In 2015, Uber hired away from Google one of the world's leading digital mapping experts, Brian McClendon, who had run Google Maps and helped create Google Earth. Now McClendon is piloting the huge map project.

McClendon was a co-founder and angel investor in Keyhole, a geospatial data visualization company that was purchased by Google in 2004 to produce Google Earth. Keyhole itself was spun off from another company called Intrinsic Graphics, of which McClendon was also a founder. He was inducted into the National Academy of Engineering in 2015.

"Accurate maps are at the heart of our service and backbone of our business," McClendon said in a media statement. "The ongoing need for maps tailored to the Uber experience is why we're doubling down on our investment in mapping."

Uber Now Mapping North America

Uber now has its mapping vehicles canvassing the U.S. and Mexico to record the surroundings and gather images for the new maps.

A half-billion dollars to do this project won't dent Uber's substantial "unicorn" bankroll all that much. The company has raised more than $13.5 billion from investors, including Saudi Arabia's sovereign wealth fund ($3.5 billion alone), private equity group TPG and Baidu, China's version of Google.

Investors recently valued Uber at $62.5 billion, making it the most highly valued private company in Silicon Valley. In comparison, publicly traded Apple has a $571 billion market cap.

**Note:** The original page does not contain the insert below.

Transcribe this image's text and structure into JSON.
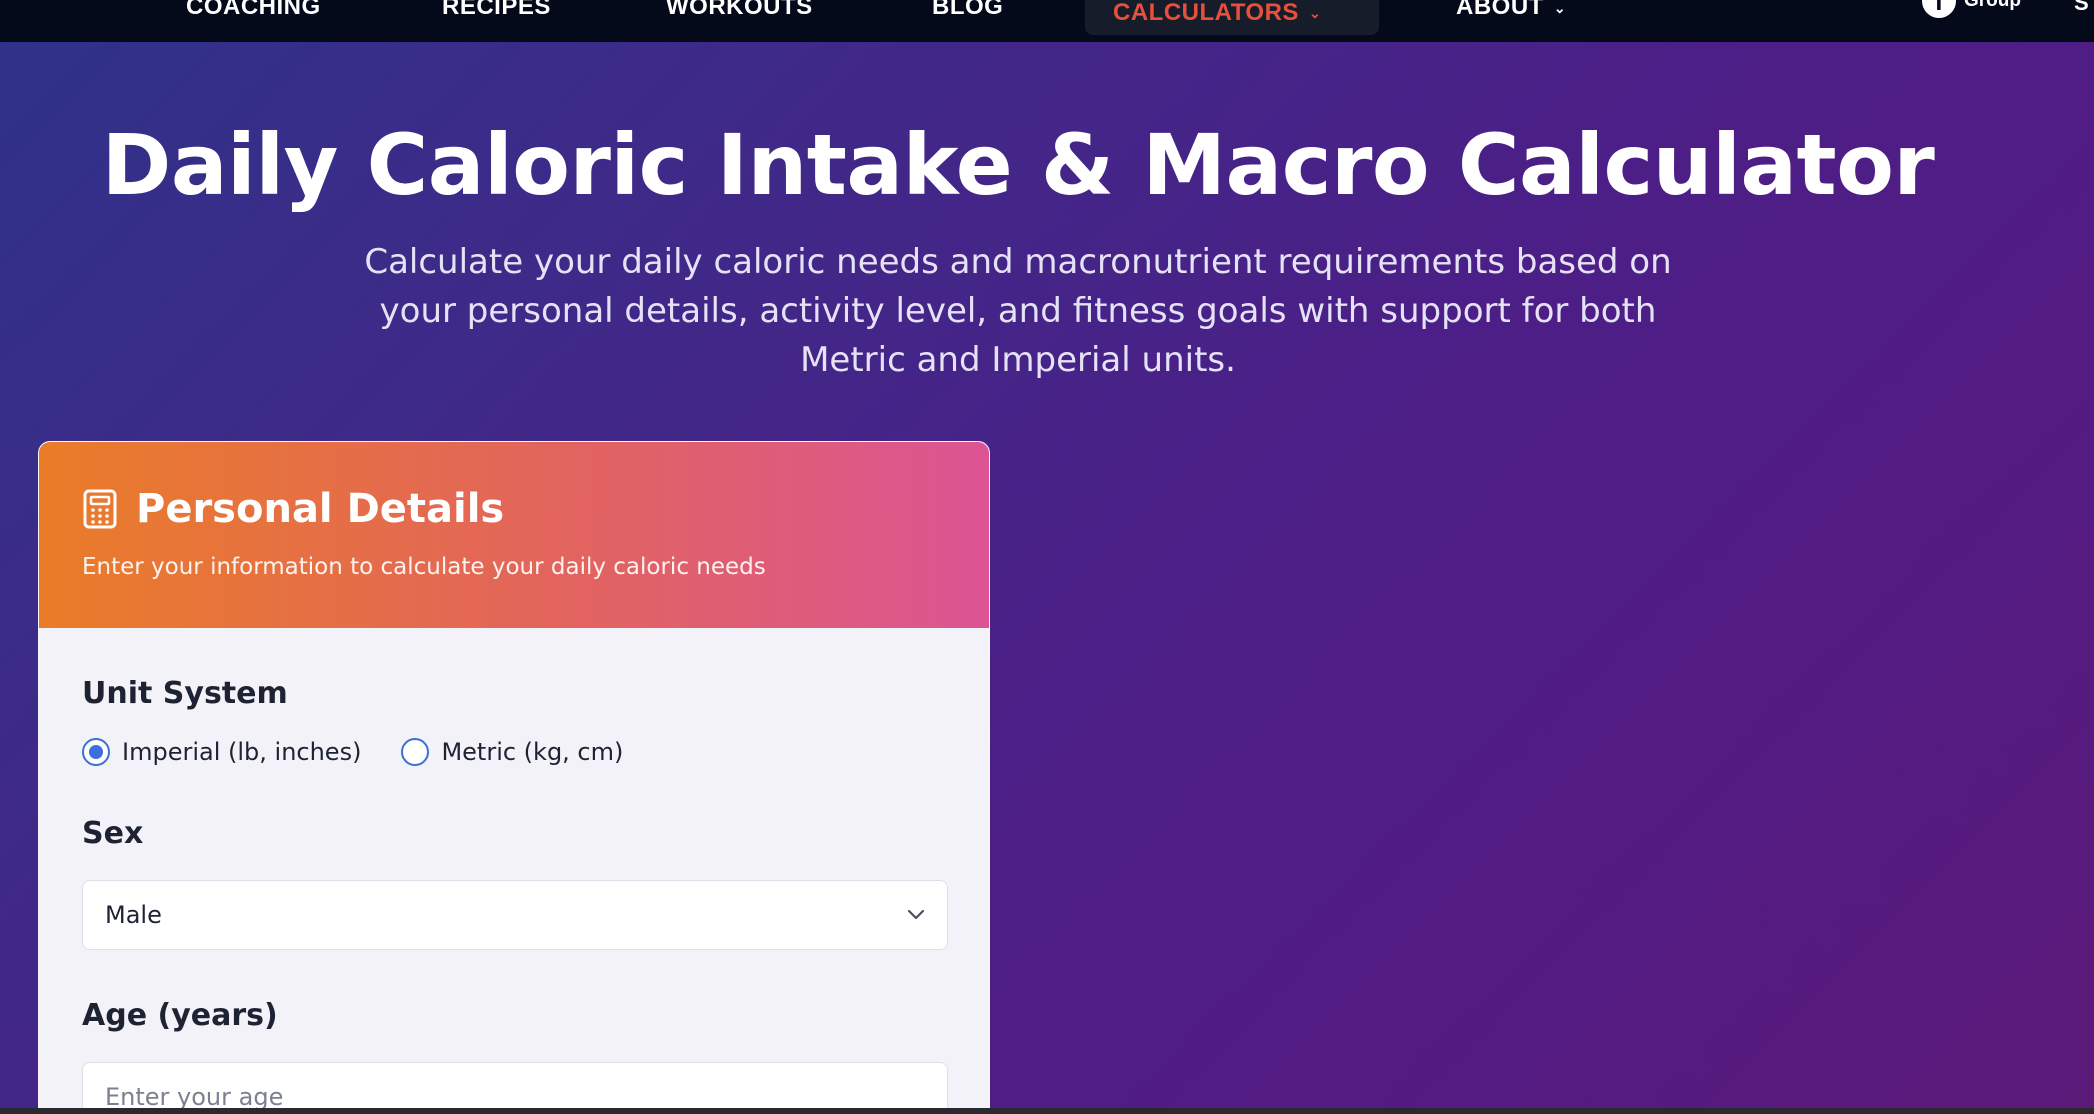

Photo: Uber

Chris Preimesberger

Chris J. Preimesberger

Chris J. Preimesberger is Editor-in-Chief of eWEEK and responsible for all the publication's coverage. In his 13 years and more than 4,000 articles at eWEEK, he has distinguished himself in reporting...